$32,000 – $40,000
This beautifully preserved Honda café racer is exactly the sort of machine every rider dreamed of in the early 1970s: a Hot Rod 4-cylinder in flamboyant style. The custom motorcycle trend was ramping up dramatically after the 1969 release of “Easy Rider,” with the wild paint jobs of the chopper scene spilling over into the world of café racers as well. Gone were the days—at least temporarily—of ultra-simple, pared-down street racers. If you went to the trouble of building something special in the 1970s, it made no sense at all not to paint it up with eye-catching metal-flake paint, stripes and graphics.
This Honda is a perfect example with its four-into-one exhaust system, white seat, double disc brakes, Lester mag wheels and large half-fairing with twin headlamps, á lá the endurance racing style of the time. Best of all, this is a genuine 1969 first-series Honda CB750 K0 with sandcast engine cases, one of the first models built in 1969 before the factory switched to mass-produced die-cast crankcases.
The sandcast CB750 K0 models are the most collectible of all the 750 street fours, and second only to a genuine factory CR750 in desirability. Of course, the Honda CB750 is legendary for transforming the motorcycle industry and changing what kind of motorcycles people rode. The old days of vertical-twin dominance were over, and now, fours were king.
This amazing 1969 Honda CB750KO “Sandcast” Café Racer was imported to Sweden in 1969 and retains its Swedish title dated January 1, 1970. This bike has had three private owners, and while it was originally a green model, it was built as a custom machine sometime in the 1970s. The MC Collection acquired it in this state and has wisely chosen to preserve this remarkable period piece as it was constructed in the day.
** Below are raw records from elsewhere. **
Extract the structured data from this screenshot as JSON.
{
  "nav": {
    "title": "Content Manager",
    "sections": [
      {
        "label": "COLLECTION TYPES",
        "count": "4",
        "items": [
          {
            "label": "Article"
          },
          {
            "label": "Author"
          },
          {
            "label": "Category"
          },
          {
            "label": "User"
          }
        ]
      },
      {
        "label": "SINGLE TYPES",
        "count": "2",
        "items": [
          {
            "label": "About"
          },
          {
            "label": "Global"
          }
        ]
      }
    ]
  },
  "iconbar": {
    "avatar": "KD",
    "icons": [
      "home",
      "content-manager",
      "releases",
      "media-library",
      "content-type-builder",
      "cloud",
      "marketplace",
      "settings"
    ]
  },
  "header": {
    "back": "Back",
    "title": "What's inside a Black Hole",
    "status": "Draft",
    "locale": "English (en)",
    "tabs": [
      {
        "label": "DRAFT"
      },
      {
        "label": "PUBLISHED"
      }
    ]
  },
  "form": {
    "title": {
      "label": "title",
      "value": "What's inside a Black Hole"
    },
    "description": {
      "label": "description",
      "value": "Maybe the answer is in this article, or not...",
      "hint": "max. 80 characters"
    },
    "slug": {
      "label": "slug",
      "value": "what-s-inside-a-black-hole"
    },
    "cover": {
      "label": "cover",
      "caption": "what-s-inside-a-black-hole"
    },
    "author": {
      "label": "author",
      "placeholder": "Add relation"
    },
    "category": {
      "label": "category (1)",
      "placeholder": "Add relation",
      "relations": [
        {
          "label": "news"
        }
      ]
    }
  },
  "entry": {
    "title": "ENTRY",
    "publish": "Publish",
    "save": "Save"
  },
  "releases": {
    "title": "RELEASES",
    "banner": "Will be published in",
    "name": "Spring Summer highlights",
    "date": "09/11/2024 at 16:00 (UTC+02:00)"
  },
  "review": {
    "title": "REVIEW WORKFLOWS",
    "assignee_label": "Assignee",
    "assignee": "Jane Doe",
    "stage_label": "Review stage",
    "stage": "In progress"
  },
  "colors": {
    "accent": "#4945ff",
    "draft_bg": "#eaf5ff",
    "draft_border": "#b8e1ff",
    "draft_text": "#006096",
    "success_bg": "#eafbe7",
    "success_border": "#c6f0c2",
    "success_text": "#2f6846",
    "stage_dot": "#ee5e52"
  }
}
If I find out any more information as to what it fetched, maybe some more History and where it went to, I will of course add it to this blog.
Also- if any of you know, please email me on firstname.lastname@example.org as I would like to know where it went to as well.